The new South Los Angeles Animal Care Center has been under construction for a few years now. Designed by West Hollywood architect Rania Alomar, the new facility is outfitted with a few green technologies and has been laid out to promote health and happiness for shelter workers, visitors and the animals living in the center.
The Los Angeles Times reports that the new, modern facility includes raised puppy kennels so that animals are easier to see and more likely to be adopted. In addition, raising the puppy kennels off the ground makes them significantly easier to clean because workers can avoid back strain.

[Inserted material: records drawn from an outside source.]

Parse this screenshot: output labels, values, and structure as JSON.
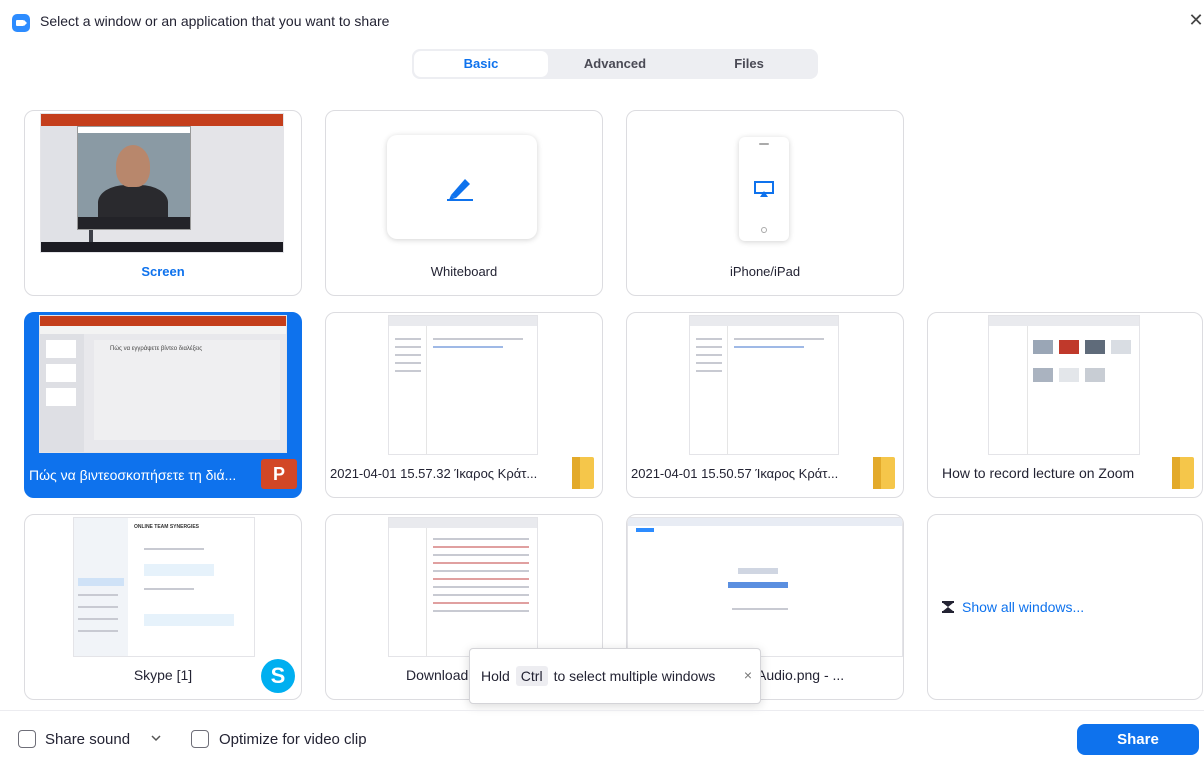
{
  "window": {
    "title": "Select a window or an application that you want to share",
    "close_glyph": "✕"
  },
  "tabs": [
    {
      "label": "Basic",
      "active": true
    },
    {
      "label": "Advanced",
      "active": false
    },
    {
      "label": "Files",
      "active": false
    }
  ],
  "tiles": {
    "screen": {
      "label": "Screen"
    },
    "whiteboard": {
      "label": "Whiteboard",
      "icon": "pen-icon"
    },
    "iphone": {
      "label": "iPhone/iPad",
      "icon": "airplay-icon"
    },
    "ppt": {
      "label": "Πώς να βιντεοσκοπήσετε τη διά...",
      "icon": "powerpoint-icon",
      "icon_text": "P",
      "selected": true,
      "slide_text": "Πώς να εγγράψετε βίντεο διαλέξεις"
    },
    "folder1": {
      "label": "2021-04-01 15.57.32 Ίκαρος Κράτ...",
      "icon": "folder-icon"
    },
    "folder2": {
      "label": "2021-04-01 15.50.57 Ίκαρος Κράτ...",
      "icon": "folder-icon"
    },
    "folder3": {
      "label": "How to record lecture on Zoom",
      "icon": "folder-icon"
    },
    "skype": {
      "label": "Skype [1]",
      "icon": "skype-icon",
      "icon_text": "S",
      "thumb_title": "ONLINE TEAM SYNERGIES"
    },
    "downloads": {
      "label": "Download"
    },
    "audio": {
      "label": "Audio.png - ..."
    },
    "show_all": {
      "label": "Show all windows...",
      "icon": "hourglass-icon"
    }
  },
  "tooltip": {
    "pre": "Hold",
    "key": "Ctrl",
    "post": "to select multiple windows",
    "close_glyph": "×"
  },
  "footer": {
    "share_sound": "Share sound",
    "optimize": "Optimize for video clip",
    "share_button": "Share"
  },
  "colors": {
    "accent": "#0e72ed",
    "ppt": "#d24726",
    "skype": "#00aff0",
    "folder": "#f5c64a"
  }
}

To ensure optimal climate control in the shelter, the architect has incorporated the use of retractable roofs on the outdoor kennels, radiant floor heating and misters. According to The Weather Channel, the average temperature high in January is 68 degrees Fahrenheit and the average low is 48 Fahrenheit in Los Angeles. However, in the summer the average high temperature is 84 degrees Fahrenheit in August and the low is 64 degrees Fahrenheit. Humidity levels and cool nights can create an uncomfortable living situation for animals and humans alike if structures are not properly outfitted with the right temperature-control technology.

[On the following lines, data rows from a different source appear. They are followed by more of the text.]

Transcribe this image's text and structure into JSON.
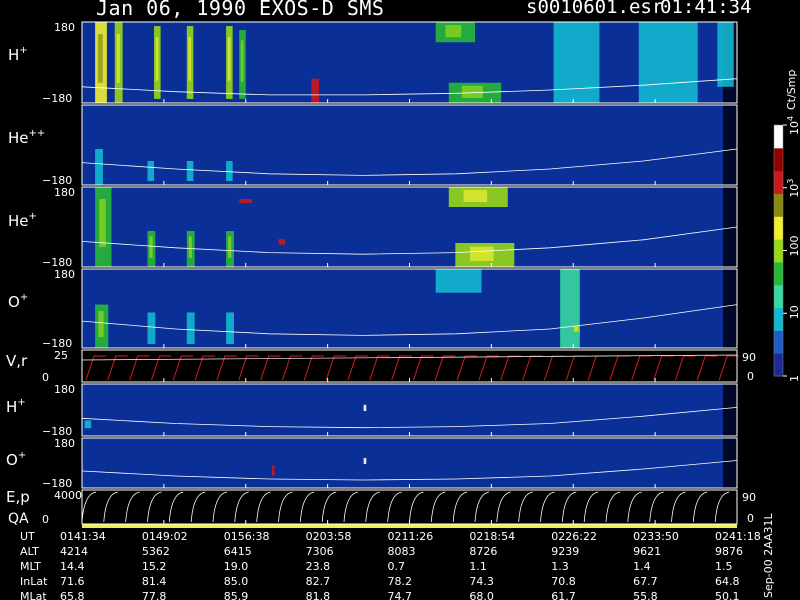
{
  "header": {
    "title": "Jan 06, 1990   EXOS-D SMS",
    "file": "s0010601.esr",
    "time": "01:41:34"
  },
  "colors": {
    "background": "#000000",
    "panel_fill": "#0a2f96",
    "axis": "#ffffff",
    "vr_trace": "#dd1a1a",
    "qa_bar": "#f0f050",
    "scale": [
      "#1c2a92",
      "#1e5ac8",
      "#12b8d0",
      "#38d8a0",
      "#28b838",
      "#98d818",
      "#f0f030",
      "#888810",
      "#c81a1a",
      "#900000",
      "#ffffff"
    ]
  },
  "colorbar": {
    "units": "Ct/Smp",
    "ticks": [
      {
        "label": "1",
        "value": 1
      },
      {
        "label": "10",
        "value": 10
      },
      {
        "label": "100",
        "value": 100
      },
      {
        "label": "10",
        "sup": "3",
        "value": 1000
      },
      {
        "label": "10",
        "sup": "4",
        "value": 10000
      }
    ]
  },
  "chart_data": {
    "type": "heatmap",
    "time_axis": [
      "0141:34",
      "0149:02",
      "0156:38",
      "0203:58",
      "0211:26",
      "0218:54",
      "0226:22",
      "0233:50",
      "0241:18"
    ],
    "panels": [
      {
        "id": "hplus-1",
        "label": "H",
        "sup": "+",
        "ylim": [
          -180,
          180
        ],
        "ticks": [
          "180",
          "−180"
        ],
        "blobs": [
          {
            "t": 0.02,
            "w": 0.018,
            "y0": 0.0,
            "y1": 1.0,
            "lvl": 6
          },
          {
            "t": 0.05,
            "w": 0.012,
            "y0": 0.0,
            "y1": 1.0,
            "lvl": 5
          },
          {
            "t": 0.11,
            "w": 0.01,
            "y0": 0.05,
            "y1": 0.95,
            "lvl": 5
          },
          {
            "t": 0.16,
            "w": 0.01,
            "y0": 0.05,
            "y1": 0.95,
            "lvl": 5
          },
          {
            "t": 0.22,
            "w": 0.01,
            "y0": 0.05,
            "y1": 0.95,
            "lvl": 5
          },
          {
            "t": 0.24,
            "w": 0.01,
            "y0": 0.1,
            "y1": 0.95,
            "lvl": 4
          },
          {
            "t": 0.35,
            "w": 0.012,
            "y0": 0.7,
            "y1": 1.0,
            "lvl": 8
          },
          {
            "t": 0.54,
            "w": 0.06,
            "y0": 0.0,
            "y1": 0.25,
            "lvl": 4
          },
          {
            "t": 0.56,
            "w": 0.08,
            "y0": 0.75,
            "y1": 1.0,
            "lvl": 4
          },
          {
            "t": 0.72,
            "w": 0.07,
            "y0": 0.0,
            "y1": 1.0,
            "lvl": 2
          },
          {
            "t": 0.85,
            "w": 0.09,
            "y0": 0.0,
            "y1": 1.0,
            "lvl": 2
          },
          {
            "t": 0.97,
            "w": 0.025,
            "y0": 0.0,
            "y1": 0.8,
            "lvl": 2
          }
        ],
        "curve": [
          0.8,
          0.86,
          0.9,
          0.9,
          0.88,
          0.84,
          0.78,
          0.7
        ]
      },
      {
        "id": "heplusplus",
        "label": "He",
        "sup": "++",
        "ylim": [
          -180,
          180
        ],
        "ticks": [
          "",
          "−180"
        ],
        "blobs": [
          {
            "t": 0.02,
            "w": 0.012,
            "y0": 0.55,
            "y1": 1.0,
            "lvl": 2
          },
          {
            "t": 0.1,
            "w": 0.01,
            "y0": 0.7,
            "y1": 0.95,
            "lvl": 2
          },
          {
            "t": 0.16,
            "w": 0.01,
            "y0": 0.7,
            "y1": 0.95,
            "lvl": 2
          },
          {
            "t": 0.22,
            "w": 0.01,
            "y0": 0.7,
            "y1": 0.95,
            "lvl": 2
          }
        ],
        "curve": [
          0.72,
          0.8,
          0.86,
          0.88,
          0.86,
          0.8,
          0.7,
          0.55
        ]
      },
      {
        "id": "heplus",
        "label": "He",
        "sup": "+",
        "ylim": [
          -180,
          180
        ],
        "ticks": [
          "180",
          "−180"
        ],
        "blobs": [
          {
            "t": 0.02,
            "w": 0.025,
            "y0": 0.0,
            "y1": 1.0,
            "lvl": 4
          },
          {
            "t": 0.1,
            "w": 0.012,
            "y0": 0.55,
            "y1": 1.0,
            "lvl": 4
          },
          {
            "t": 0.16,
            "w": 0.012,
            "y0": 0.55,
            "y1": 1.0,
            "lvl": 4
          },
          {
            "t": 0.22,
            "w": 0.012,
            "y0": 0.55,
            "y1": 1.0,
            "lvl": 4
          },
          {
            "t": 0.56,
            "w": 0.09,
            "y0": 0.0,
            "y1": 0.25,
            "lvl": 5
          },
          {
            "t": 0.57,
            "w": 0.09,
            "y0": 0.7,
            "y1": 1.0,
            "lvl": 5
          },
          {
            "t": 0.24,
            "w": 0.02,
            "y0": 0.15,
            "y1": 0.2,
            "lvl": 8
          },
          {
            "t": 0.3,
            "w": 0.01,
            "y0": 0.65,
            "y1": 0.72,
            "lvl": 8
          }
        ],
        "curve": [
          0.68,
          0.76,
          0.82,
          0.84,
          0.82,
          0.76,
          0.66,
          0.5
        ]
      },
      {
        "id": "oplus-1",
        "label": "O",
        "sup": "+",
        "ylim": [
          -180,
          180
        ],
        "ticks": [
          "180",
          "−180"
        ],
        "blobs": [
          {
            "t": 0.02,
            "w": 0.02,
            "y0": 0.45,
            "y1": 1.0,
            "lvl": 4
          },
          {
            "t": 0.1,
            "w": 0.012,
            "y0": 0.55,
            "y1": 0.95,
            "lvl": 2
          },
          {
            "t": 0.16,
            "w": 0.012,
            "y0": 0.55,
            "y1": 0.95,
            "lvl": 2
          },
          {
            "t": 0.22,
            "w": 0.012,
            "y0": 0.55,
            "y1": 0.95,
            "lvl": 2
          },
          {
            "t": 0.54,
            "w": 0.07,
            "y0": 0.0,
            "y1": 0.3,
            "lvl": 2
          },
          {
            "t": 0.73,
            "w": 0.03,
            "y0": 0.0,
            "y1": 1.0,
            "lvl": 3
          },
          {
            "t": 0.75,
            "w": 0.01,
            "y0": 0.72,
            "y1": 0.8,
            "lvl": 5
          }
        ],
        "curve": [
          0.66,
          0.76,
          0.82,
          0.84,
          0.82,
          0.76,
          0.62,
          0.45
        ]
      },
      {
        "id": "vr",
        "label": "V,r",
        "sup": "",
        "ylim": [
          0,
          25
        ],
        "ticks": [
          "25",
          "0"
        ],
        "right_tick": "90",
        "right_tick_bottom": "0"
      },
      {
        "id": "hplus-2",
        "label": "H",
        "sup": "+",
        "ylim": [
          -180,
          180
        ],
        "ticks": [
          "180",
          "−180"
        ],
        "blobs": [
          {
            "t": 0.004,
            "w": 0.01,
            "y0": 0.7,
            "y1": 0.85,
            "lvl": 2
          },
          {
            "t": 0.43,
            "w": 0.004,
            "y0": 0.4,
            "y1": 0.52,
            "lvl": 10
          }
        ],
        "curve": [
          0.66,
          0.76,
          0.82,
          0.84,
          0.82,
          0.76,
          0.62,
          0.45
        ]
      },
      {
        "id": "oplus-2",
        "label": "O",
        "sup": "+",
        "ylim": [
          -180,
          180
        ],
        "ticks": [
          "180",
          "−180"
        ],
        "blobs": [
          {
            "t": 0.29,
            "w": 0.004,
            "y0": 0.55,
            "y1": 0.75,
            "lvl": 8
          },
          {
            "t": 0.43,
            "w": 0.004,
            "y0": 0.4,
            "y1": 0.52,
            "lvl": 10
          }
        ],
        "curve": [
          0.66,
          0.76,
          0.82,
          0.84,
          0.82,
          0.76,
          0.62,
          0.45
        ]
      },
      {
        "id": "ep",
        "label": "E,p",
        "sup": "",
        "ylim": [
          0,
          4000
        ],
        "ticks": [
          "4000",
          "0"
        ],
        "right_tick": "90",
        "right_tick_bottom": "0"
      }
    ],
    "qa_label": "QA",
    "orbit_table": {
      "rows": [
        {
          "name": "UT",
          "values": [
            "0141:34",
            "0149:02",
            "0156:38",
            "0203:58",
            "0211:26",
            "0218:54",
            "0226:22",
            "0233:50",
            "0241:18"
          ]
        },
        {
          "name": "ALT",
          "values": [
            "4214",
            "5362",
            "6415",
            "7306",
            "8083",
            "8726",
            "9239",
            "9621",
            "9876"
          ]
        },
        {
          "name": "MLT",
          "values": [
            "14.4",
            "15.2",
            "19.0",
            "23.8",
            "0.7",
            "1.1",
            "1.3",
            "1.4",
            "1.5"
          ]
        },
        {
          "name": "InLat",
          "values": [
            "71.6",
            "81.4",
            "85.0",
            "82.7",
            "78.2",
            "74.3",
            "70.8",
            "67.7",
            "64.8"
          ]
        },
        {
          "name": "MLat",
          "values": [
            "65.8",
            "77.8",
            "85.9",
            "81.8",
            "74.7",
            "68.0",
            "61.7",
            "55.8",
            "50.1"
          ]
        }
      ]
    },
    "footer_vertical": "Sep-00  2AA31L"
  }
}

Radiant floor heating can keep the shelter at a comfortable warmth level for when the chill temperature permeates the air at night. However, unlike traditional heating sources, it won't transfer pet dirt and dandruff around the facility - allowing the shelter to remain a cleaner and healthier space longer. The modern heating technology will help keep everyone healthier at the facility by allowing common allergens to be swept up during cleaning procedures.